Growing state government faster than the economy grows, while punishing workers with more taxes has not achieved the quality of life improvement goal.
Especially if those quality of life improvements are never addressed, which is a failure at the policy level. You’ve already ignored the lack of education, high poverty rates, and teen pregnancy issues. You aren’t addressing basic fundamentals from the out-set.
Our top income-tax rate is 7 percent on earned income above $33,200. My plan would give all workers tax relief and simplify the system. We eliminate two of the six tax brackets—the 2.5 percent and 7 percent rates—which drops the new top rate to 6 percent. We then phase in higher income levels (six-figure earners) for the 6 percent rate over time.
Tax cuts for the rich WHOOOOOO!!!!! /drops mic and walks off the stage
Want to simplify the tax code? Great idea. As usual, the poor are going to pay the greatest price with these cuts, and the wealthiest will see a tax cut. The last sentence of this paragraph is especially beautiful: “phase in higher income levels…over time.” I’m sure this will be your top priority. Or completely forgotten about. Whatevs.
Most importantly, at no point do you address the tremendous revenue drop this creates, or how any of this solves the education, poverty, and teen pregnancy problems mentioned in his opening paragraph. But if you make more than $100,000, you’ve just received a massive tax cut, one every other bracket will pay for with a huge drop in state-based services (you know, silly things like feeding the poor).
Cluckles, wouldn’t it just be easier for you to have all the poor line up at the Waltons’ and Stephens’ estates and have them hand everything over? Seems more efficient this way, doesn’t it?
The result is a dramatic tax break for low-income workers (60 percent reduction from 2.5 percent to 1 percent), strong relief for middle-class working families (35 percent cut from 7 percent to 4.5 percent), and a modest drop for high-income workers and job creators (14 percent from 7 percent to 6 percent).
I cannot deny your math here, and I agree the effective rates for low-income and middle class workers need to be cut. At the same time, the wealthiest will see a massive cut in their taxes, and you do not address the tremendous revenue cut and how this would be addressed in the budget. You do not address education, poverty, teen pregnancy, etc., and you at no point address how this makes AR into a jobs magnet. In fact, it does the opposite because you never address the primary problems you, yourself, cite above.
Most importantly, however, you at no point consider what makes a city/state a great place to live.
Here’s a random list of the top cities in America. What do these cities most have in common?
- Emphasis on education

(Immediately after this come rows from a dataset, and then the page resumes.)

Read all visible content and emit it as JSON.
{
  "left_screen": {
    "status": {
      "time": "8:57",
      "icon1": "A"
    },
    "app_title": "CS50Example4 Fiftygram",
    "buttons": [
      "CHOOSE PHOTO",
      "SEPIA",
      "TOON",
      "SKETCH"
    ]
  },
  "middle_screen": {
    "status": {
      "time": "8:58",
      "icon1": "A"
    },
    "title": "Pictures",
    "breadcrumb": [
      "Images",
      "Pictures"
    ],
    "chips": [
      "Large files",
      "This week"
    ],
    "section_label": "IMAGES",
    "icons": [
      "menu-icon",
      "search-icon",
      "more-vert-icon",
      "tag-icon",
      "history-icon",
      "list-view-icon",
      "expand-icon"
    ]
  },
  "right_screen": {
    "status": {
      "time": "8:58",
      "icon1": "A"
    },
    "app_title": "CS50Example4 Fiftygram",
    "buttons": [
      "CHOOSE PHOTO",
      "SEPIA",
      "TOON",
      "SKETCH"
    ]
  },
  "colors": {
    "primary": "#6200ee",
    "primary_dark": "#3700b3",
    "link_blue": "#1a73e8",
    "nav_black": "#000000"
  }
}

- Focus on public goods such as clean air and water
- Strong, modern infrastructure
- Excellent public transportation
- Green space
All of these are directly due to local government policy decisions. Sticking out is the wildly differing tax rates across these cities. In other words, there is no reason to believe there is a direct correlation between being a top city in which to live and having a low tax rate.
But let’s return to your opening paragraph and the quality of life measurements you, Cluckles, cite as problematic. Your proposal would create a massive drop in tax revenues, meaning there’s no way to focus on education, eradicate poverty, or cut-back on teen pregnancy because there simply wouldn’t be the money to do so. And how would you improve infrastructure and other facets of being a good city while handing more money to the wealthiest? Is this where you will offer some mindless platitudes about “free market solutions” and “supply-side fixes?” I bet it is, since that’s generally where Regressives hide when someone points out that their actual economic arguments are without merit.
One can only rationally conclude your proposal is yet another smokescreen designed to punish the poor and enrich the wealthy. The quality of life for most Arkansans would suffer, of course, which flies in the face of your opening statement about improving Arkansas. Maybe, if we make the quality of life for the rich really, really good, that can trickle down to the rest of us just like the money does. Oh…wait.